The child prodigy is a relatively new phenomenon in sports; we haven’t truly seen what the long-term psychological consequences of losing one’s childhood are. So shouldn’t we view Michael and Macaulay’s stories as warning signs?
Mr. and Mrs. Wie, your daughter is a true specimen. But guess what? She’ll still be a specimen in 10 years. You could’ve waited. Maybe if you did, she’d be winning tournaments instead of faking an injury to avoid being barred from LPGA events because of poor scores. Instead, you’ve forced your daughter into an adult’s life. She’ll never get to make out with that scrawny emo kid at a bush party and puke her guts out the next morning after downing too many Jell-O shooters. Shame on you.
Even if Wie’s parents, or those of any other super athlete, don’t actively pressure their kids into competing at the highest possible levels, they’re just as bad if they don’t know when to stop them from growing up too early.
The child pressure syndrome is worse for some sports than others, depending on how much physical maturity is needed to compete at the top level. Football parents, for example, at least don’t have to worry about seeing their 12-year-old absorb a Sean Taylor killshot. But sports relating more to technique than physical strength, especially golf, are tempting money traps. The latest victim is 12-year-old Alexis Thompson, who competed in the U.S. Women’s Open two weekends ago. She missed the cut. Michelle Wie, by the way, withdrew with a wrist injury after firing a first-round 82.
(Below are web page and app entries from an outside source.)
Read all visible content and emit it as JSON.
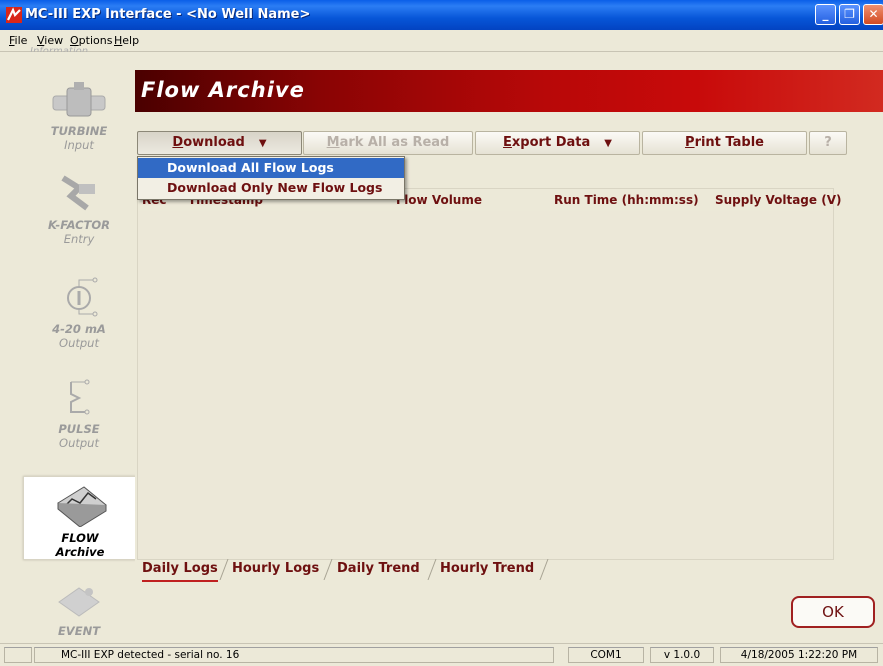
{
  "window": {
    "title": "MC-III EXP Interface - <No Well Name>",
    "accent": "#0a5ee8",
    "icons": [
      "app-logo-icon",
      "minimize-icon",
      "maximize-icon",
      "close-icon"
    ]
  },
  "menu": {
    "file": {
      "ul": "F",
      "rest": "ile"
    },
    "view": {
      "ul": "V",
      "rest": "iew"
    },
    "options": {
      "ul": "O",
      "rest": "ptions"
    },
    "help": {
      "ul": "H",
      "rest": "elp"
    }
  },
  "sidebar": {
    "top_clipped": "Information",
    "items": [
      {
        "main": "TURBINE",
        "sub": "Input",
        "icon": "turbine-icon"
      },
      {
        "main": "K-FACTOR",
        "sub": "Entry",
        "icon": "k-factor-icon"
      },
      {
        "main": "4-20 mA",
        "sub": "Output",
        "icon": "analog-output-icon"
      },
      {
        "main": "PULSE",
        "sub": "Output",
        "icon": "pulse-output-icon"
      },
      {
        "main": "FLOW",
        "sub": "Archive",
        "icon": "flow-archive-icon"
      },
      {
        "main": "EVENT",
        "sub": "",
        "icon": "event-icon"
      }
    ]
  },
  "header": {
    "title": "Flow Archive",
    "color": "#b80808"
  },
  "toolbar": {
    "download": {
      "ul": "D",
      "rest": "ownload",
      "arrow": "▼"
    },
    "mark_all": {
      "ul": "M",
      "rest": "ark All as Read"
    },
    "export": {
      "ul": "E",
      "rest": "xport Data",
      "arrow": "▼"
    },
    "print": {
      "ul": "P",
      "rest": "rint Table"
    },
    "help": "?"
  },
  "download_menu": {
    "items": [
      "Download All Flow Logs",
      "Download Only New Flow Logs"
    ]
  },
  "table": {
    "columns": [
      "Rec",
      "Timestamp",
      "Flow Volume",
      "Run Time (hh:mm:ss)",
      "Supply Voltage (V)"
    ],
    "rows": []
  },
  "tabs": [
    "Daily Logs",
    "Hourly Logs",
    "Daily Trend",
    "Hourly Trend"
  ],
  "ok_label": "OK",
  "status": {
    "message": "MC-III EXP detected - serial no. 16",
    "port": "COM1",
    "version": "v 1.0.0",
    "datetime": "4/18/2005 1:22:20 PM"
  }
}
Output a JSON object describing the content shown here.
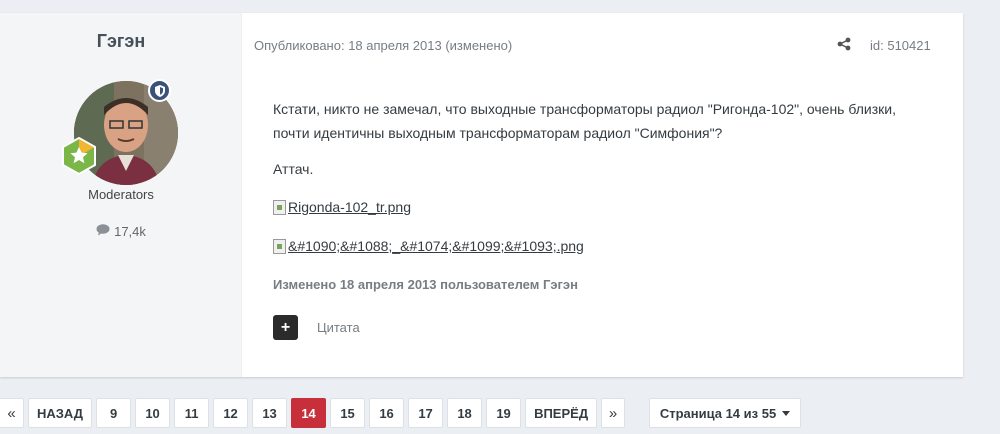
{
  "author": {
    "name": "Гэгэн",
    "group": "Moderators",
    "post_count": "17,4k"
  },
  "post": {
    "published": "Опубликовано: 18 апреля 2013 (изменено)",
    "id_label": "id: 510421",
    "body_text": "Кстати, никто не замечал, что выходные трансформаторы радиол \"Ригонда-102\", очень близки, почти идентичны выходным трансформаторам радиол \"Симфония\"?",
    "attach_label": "Аттач.",
    "image1_alt": "Rigonda-102_tr.png",
    "image2_alt": "&#1090;&#1088;_&#1074;&#1099;&#1093;.png",
    "edited_note": "Изменено 18 апреля 2013 пользователем Гэгэн",
    "quote_button": "+",
    "quote_label": "Цитата"
  },
  "pagination": {
    "first": "«",
    "prev": "НАЗАД",
    "pages": [
      "9",
      "10",
      "11",
      "12",
      "13",
      "14",
      "15",
      "16",
      "17",
      "18",
      "19"
    ],
    "current": "14",
    "next": "ВПЕРЁД",
    "last": "»",
    "page_jump": "Страница 14 из 55"
  },
  "colors": {
    "accent": "#c72f3a",
    "moderator_badge": "#3a5278"
  }
}
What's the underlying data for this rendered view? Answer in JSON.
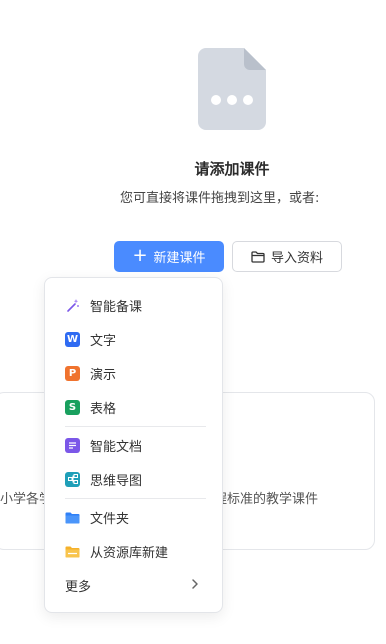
{
  "empty_state": {
    "icon": "file-icon",
    "title": "请添加课件",
    "subtitle": "您可直接将课件拖拽到这里，或者:"
  },
  "actions": {
    "new_label": "新建课件",
    "import_label": "导入资料"
  },
  "background": {
    "left_text": "小学各学",
    "right_text": "程标准的教学课件"
  },
  "menu": {
    "items": [
      {
        "label": "智能备课",
        "icon": "magic-wand-icon"
      },
      {
        "label": "文字",
        "icon": "word-doc-icon",
        "glyph": "W",
        "color": "#2f6bf2"
      },
      {
        "label": "演示",
        "icon": "presentation-icon",
        "glyph": "P",
        "color": "#f0732e"
      },
      {
        "label": "表格",
        "icon": "spreadsheet-icon",
        "glyph": "S",
        "color": "#19a05e"
      },
      {
        "label": "智能文档",
        "icon": "smart-doc-icon",
        "color": "#7b57e8"
      },
      {
        "label": "思维导图",
        "icon": "mindmap-icon",
        "color": "#1f9fb8"
      },
      {
        "label": "文件夹",
        "icon": "folder-icon",
        "color": "#2f80f7"
      },
      {
        "label": "从资源库新建",
        "icon": "resource-folder-icon",
        "color": "#f5b12a"
      },
      {
        "label": "更多",
        "icon": "chevron-right-icon"
      }
    ]
  }
}
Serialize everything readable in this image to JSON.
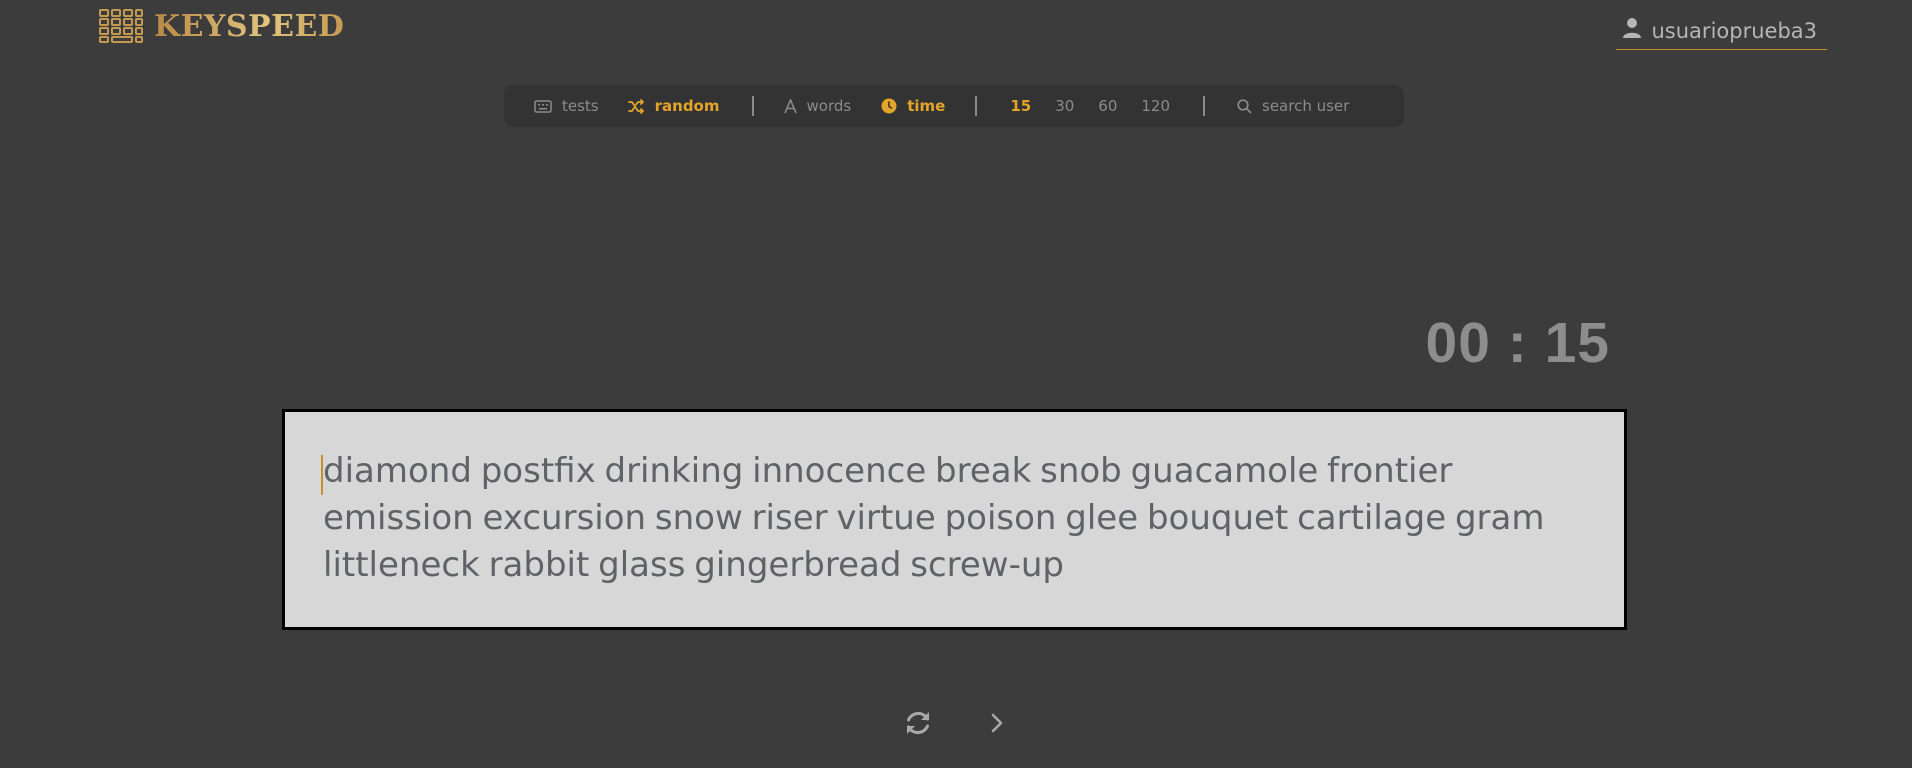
{
  "brand": {
    "name": "KEYSPEED",
    "icon": "keyboard-grid-icon"
  },
  "user": {
    "name": "usuarioprueba3",
    "icon": "user-icon"
  },
  "toolbar": {
    "tests_label": "tests",
    "random_label": "random",
    "words_label": "words",
    "time_label": "time",
    "durations": [
      "15",
      "30",
      "60",
      "120"
    ],
    "selected_duration": "15",
    "search_placeholder": "search user"
  },
  "timer": {
    "display": "00 : 15"
  },
  "typing": {
    "text": "diamond postfix drinking innocence break snob guacamole frontier emission excursion snow riser virtue poison glee bouquet cartilage gram littleneck rabbit glass gingerbread screw-up"
  },
  "controls": {
    "restart_icon": "refresh-icon",
    "next_icon": "chevron-right-icon"
  },
  "colors": {
    "accent": "#e2a429",
    "background": "#3c3c3c",
    "toolbar_bg": "#333333",
    "typing_bg": "#d7d7d7"
  }
}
My dad and I had another conversation that 1995 weekend.
Me: Dad, what should I be – a pro hockey player or pro baseball player?
Dad: Well, Mattie, it’s tough to say, I don’t know if you’re –
Me: All I want to know is which one. Just tell me which one!
Dad: Well, I don’t, uh, know if you can…make it, you know? It’s very hard to be a pro…
Thanks for looking out for me, Dad. You crushed my dreams because you love me. And I got to have a real childhood.